Opinion: Americans and Swiss do good business

Robert Bastong

Switzerland has fewer residents than New York City. Yet it is America's seventh largest foreign investor.  Swiss companies have poured a cumulative $224 billion into the U.S. economy, eclipsing European stalwarts like France and Italy, global behemoths China and India, and even NAFTA-partner Mexico.

Some of America's largest employers -- including mining giant Glencore, pharmaceutical powerhouse Novartis, and food and beverage conglomerate Nestle -- are Swiss. And many are ramping up their U.S. operations.

Just this spring, Swiss packaging manufacturer Neopac announced plans to build a new facility in North Carolina. The $30 million investment will create over 40 jobs. 

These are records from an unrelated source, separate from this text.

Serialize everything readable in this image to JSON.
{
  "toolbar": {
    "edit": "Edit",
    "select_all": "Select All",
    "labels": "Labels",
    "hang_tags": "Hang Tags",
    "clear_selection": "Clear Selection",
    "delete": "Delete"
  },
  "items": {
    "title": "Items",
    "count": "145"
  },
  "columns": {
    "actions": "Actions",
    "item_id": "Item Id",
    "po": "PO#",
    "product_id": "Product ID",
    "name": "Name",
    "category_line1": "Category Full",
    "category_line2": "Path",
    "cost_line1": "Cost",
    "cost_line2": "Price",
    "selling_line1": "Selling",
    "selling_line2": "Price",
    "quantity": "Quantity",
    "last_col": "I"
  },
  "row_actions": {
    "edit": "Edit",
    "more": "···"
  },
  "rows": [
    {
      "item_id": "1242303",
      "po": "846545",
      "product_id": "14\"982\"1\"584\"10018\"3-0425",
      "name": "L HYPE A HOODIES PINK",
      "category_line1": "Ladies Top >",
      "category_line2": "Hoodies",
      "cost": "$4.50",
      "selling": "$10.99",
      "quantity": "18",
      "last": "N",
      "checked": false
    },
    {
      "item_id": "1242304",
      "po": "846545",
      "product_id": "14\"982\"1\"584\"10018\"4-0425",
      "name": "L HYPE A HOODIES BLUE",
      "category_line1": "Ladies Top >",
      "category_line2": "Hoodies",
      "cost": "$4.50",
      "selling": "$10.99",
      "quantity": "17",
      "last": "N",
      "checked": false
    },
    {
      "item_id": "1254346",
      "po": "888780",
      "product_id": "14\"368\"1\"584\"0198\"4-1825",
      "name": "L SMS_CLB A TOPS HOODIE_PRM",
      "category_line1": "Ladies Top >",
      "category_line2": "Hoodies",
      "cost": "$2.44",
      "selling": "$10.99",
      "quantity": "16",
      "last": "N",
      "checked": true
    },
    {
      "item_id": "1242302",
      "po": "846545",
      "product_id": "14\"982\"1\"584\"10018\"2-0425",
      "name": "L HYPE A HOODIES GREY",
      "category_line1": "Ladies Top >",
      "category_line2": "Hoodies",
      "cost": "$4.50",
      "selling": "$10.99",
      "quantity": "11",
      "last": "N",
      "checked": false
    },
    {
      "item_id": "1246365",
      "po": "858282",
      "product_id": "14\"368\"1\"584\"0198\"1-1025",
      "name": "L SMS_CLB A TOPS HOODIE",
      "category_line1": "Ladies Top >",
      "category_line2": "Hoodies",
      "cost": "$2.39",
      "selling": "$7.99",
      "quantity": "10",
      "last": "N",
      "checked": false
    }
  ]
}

Why are companies from this tiny European nation seeking out American consumers and workers? Because the United States remains the most lucrative market in the world -- and a great place to do business. Especially in the current climate with the ongoing threat of tariffs, U.S. leaders need to keep a global business focus and foreign firms will continue to flock to the United States.  

Bastong writes: "Swiss companies have poured a cumulative $224 billion into the U.S. economy, eclipsing European stalwarts like France and Italy, global behemoths China and India, and even NAFTA-partner Mexico."

Foreign firms, regardless of size, can't afford to ignore the American market. U.S. consumers dished out $13 trillion on goods and services in 2016 -- "nearly a third of the entire world's household consumption," according to the U.S. Department of Commerce's International Trade Administration.     

As the general manager of Dr. Dünner, a natural health products company in Switzerland, I can personally attest to the importance of the U.S. market for growing brands. 

Today, the United States isn't the driving force behind our sales. U.S. consumers only accounted for about 2 percent of our total product turnover last year. But we're anticipating that figure to grow to 10 percent in just three years. 

Our first real quarter in the U.S. showed the potential of this market. After re-launching our brand in the United States in a way that communicated more effectively to the American consumer, we garnered twice as much revenue as we had during our previously most successful quarter. 

Besides selling to U.S. consumers, many Swiss companies are also building plants and offices in America. Why? According to the World Bank, the United States ranks sixth on a global scale for ease of doing business.  

Take Nestle. The international brand is a household name in the United States. In 2016, Nestle reported $27 billion in U.S. sales and 97 percent of U.S. households consumed at least one Nestle product. The company directly employs 51,000 Americans across its brands.  

Or consider UBS, the Swiss global banking titan that boasts nearly 300 locations across the United States. Thanks to the recent tax overhaul, which lowered the corporate tax rate from 35 to 21 percent, UBS is looking to ramp up its investment in America. The new law makes the United States an "attractive place to run businesses and attract businesses," according to UBS Chief Executive Sergio Ermotti.  

UBS and Nestle are in good company. Swiss firms are responsible for more than 460,000 U.S. jobs, including almost 190,000 manufacturing positions.

Swiss companies see great potential in the United States, but in truth, the optimism is mutual. American firms have invested over $170 billion in Switzerland.  

As a small country, we have to punch above our weight to stay competitive. One way we do that is by knowing where to find good business partners -- we've found one in the United States.  

Robert Bastong is the general manager of Dr. Dünner, a Swiss herbal supplement producer.